This isn’t a bad place. It’s a place where bad memories were made. And this week, I have had an opportunity to make new memories, and this place doesn’t seem so bad anymore. It’s uncomfortable to walk the streets, I have more anxious sweat then I ever realised was possible for a human to produce, and it’s triggering some very unstable mood shifts. But it’s been… okay. It’s been good. I saw my drama family (AKA my youth theatre of twelve years), and it has made me happier than I have been in a long time.
I suppose things change, and I’m glad that for once, they’ve changed in a good way.
Bad memories lurk beneath green rolling hills,
simmering with seasons toiled by decay,
a land marked for its absence and its lack,
even by those who choose to stay.
This place festers with bygones and
the wayward lost, to vices disguised
as adolescent adventures.
This place hides hurt beneath
roiling waves that crumble against the collapsing coast.
Salted waters sting against scars
leaving breathless gasps to mark their paths.
This place is one of hatred and despair,
with privileged joys mistaken for burdens,
with experience lost through ash coloured glasses,
that which cannot be returned nor replaced.
This place is underestimated, with its
stifling heat, and broods of gossips gathering;
the single skyscraper, barely reaching the clouds
that graze the sky rarely and tenderly
to drop an ocean desperately sought
by those governed meticulously by time.

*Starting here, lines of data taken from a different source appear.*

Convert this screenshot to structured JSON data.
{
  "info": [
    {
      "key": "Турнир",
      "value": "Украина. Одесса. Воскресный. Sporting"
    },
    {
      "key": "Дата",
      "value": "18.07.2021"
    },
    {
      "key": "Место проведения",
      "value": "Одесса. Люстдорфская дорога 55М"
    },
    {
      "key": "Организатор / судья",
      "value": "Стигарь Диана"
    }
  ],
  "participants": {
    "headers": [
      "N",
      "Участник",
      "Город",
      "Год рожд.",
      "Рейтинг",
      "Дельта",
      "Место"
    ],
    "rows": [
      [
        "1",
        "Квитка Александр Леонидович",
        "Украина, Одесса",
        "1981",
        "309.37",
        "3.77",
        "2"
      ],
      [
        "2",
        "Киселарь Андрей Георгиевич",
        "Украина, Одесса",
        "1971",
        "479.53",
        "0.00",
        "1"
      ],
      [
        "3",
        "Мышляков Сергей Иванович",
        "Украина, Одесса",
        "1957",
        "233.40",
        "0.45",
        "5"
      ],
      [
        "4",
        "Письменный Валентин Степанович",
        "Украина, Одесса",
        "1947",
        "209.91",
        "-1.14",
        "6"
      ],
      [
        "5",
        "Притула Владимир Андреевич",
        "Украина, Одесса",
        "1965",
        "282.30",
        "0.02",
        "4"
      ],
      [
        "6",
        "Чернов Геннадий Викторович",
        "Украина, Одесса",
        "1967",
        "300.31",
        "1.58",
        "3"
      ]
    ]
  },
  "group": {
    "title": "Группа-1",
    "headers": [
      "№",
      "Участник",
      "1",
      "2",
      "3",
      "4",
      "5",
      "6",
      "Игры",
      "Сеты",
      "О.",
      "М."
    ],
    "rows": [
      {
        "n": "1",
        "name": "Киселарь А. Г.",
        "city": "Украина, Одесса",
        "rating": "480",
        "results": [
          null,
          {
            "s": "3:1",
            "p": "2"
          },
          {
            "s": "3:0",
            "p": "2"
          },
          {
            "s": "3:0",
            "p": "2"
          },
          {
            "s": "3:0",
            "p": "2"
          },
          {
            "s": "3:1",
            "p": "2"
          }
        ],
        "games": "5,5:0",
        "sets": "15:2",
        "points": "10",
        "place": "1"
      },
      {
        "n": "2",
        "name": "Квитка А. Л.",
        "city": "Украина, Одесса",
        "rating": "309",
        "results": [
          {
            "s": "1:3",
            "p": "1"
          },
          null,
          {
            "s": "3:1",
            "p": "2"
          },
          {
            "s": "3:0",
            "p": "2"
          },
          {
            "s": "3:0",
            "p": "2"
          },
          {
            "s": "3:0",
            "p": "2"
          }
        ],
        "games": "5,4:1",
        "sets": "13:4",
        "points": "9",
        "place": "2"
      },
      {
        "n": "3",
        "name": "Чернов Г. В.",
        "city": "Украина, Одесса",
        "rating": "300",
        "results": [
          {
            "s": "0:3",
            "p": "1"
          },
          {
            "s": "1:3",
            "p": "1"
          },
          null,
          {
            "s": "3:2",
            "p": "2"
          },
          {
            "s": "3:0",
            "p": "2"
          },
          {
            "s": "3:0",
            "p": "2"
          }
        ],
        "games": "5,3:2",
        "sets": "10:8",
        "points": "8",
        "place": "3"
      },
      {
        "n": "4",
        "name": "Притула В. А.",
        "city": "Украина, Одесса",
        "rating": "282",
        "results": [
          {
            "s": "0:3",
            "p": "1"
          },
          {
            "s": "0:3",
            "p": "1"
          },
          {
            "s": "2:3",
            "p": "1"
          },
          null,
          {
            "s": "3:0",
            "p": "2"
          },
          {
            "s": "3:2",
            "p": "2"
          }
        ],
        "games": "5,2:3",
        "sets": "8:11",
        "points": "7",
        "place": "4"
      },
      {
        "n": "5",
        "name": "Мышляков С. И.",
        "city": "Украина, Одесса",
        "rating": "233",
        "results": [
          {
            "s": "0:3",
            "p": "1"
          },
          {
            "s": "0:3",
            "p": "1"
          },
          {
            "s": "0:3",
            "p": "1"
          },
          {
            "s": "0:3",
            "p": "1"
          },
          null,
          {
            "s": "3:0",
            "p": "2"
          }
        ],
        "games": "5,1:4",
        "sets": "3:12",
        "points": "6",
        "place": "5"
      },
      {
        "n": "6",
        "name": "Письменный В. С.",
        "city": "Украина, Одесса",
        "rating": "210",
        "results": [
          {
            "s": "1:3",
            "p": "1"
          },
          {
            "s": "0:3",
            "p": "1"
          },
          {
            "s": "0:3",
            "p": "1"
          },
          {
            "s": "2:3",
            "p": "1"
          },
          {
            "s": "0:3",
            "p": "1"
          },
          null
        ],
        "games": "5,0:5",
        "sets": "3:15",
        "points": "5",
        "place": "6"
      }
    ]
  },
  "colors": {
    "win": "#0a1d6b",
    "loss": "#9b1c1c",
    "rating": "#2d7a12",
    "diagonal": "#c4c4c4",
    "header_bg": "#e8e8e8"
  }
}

This place is powerfully loaded, and painful,
and desecrated – not unlike myself –
But this place is mine;
this place is home.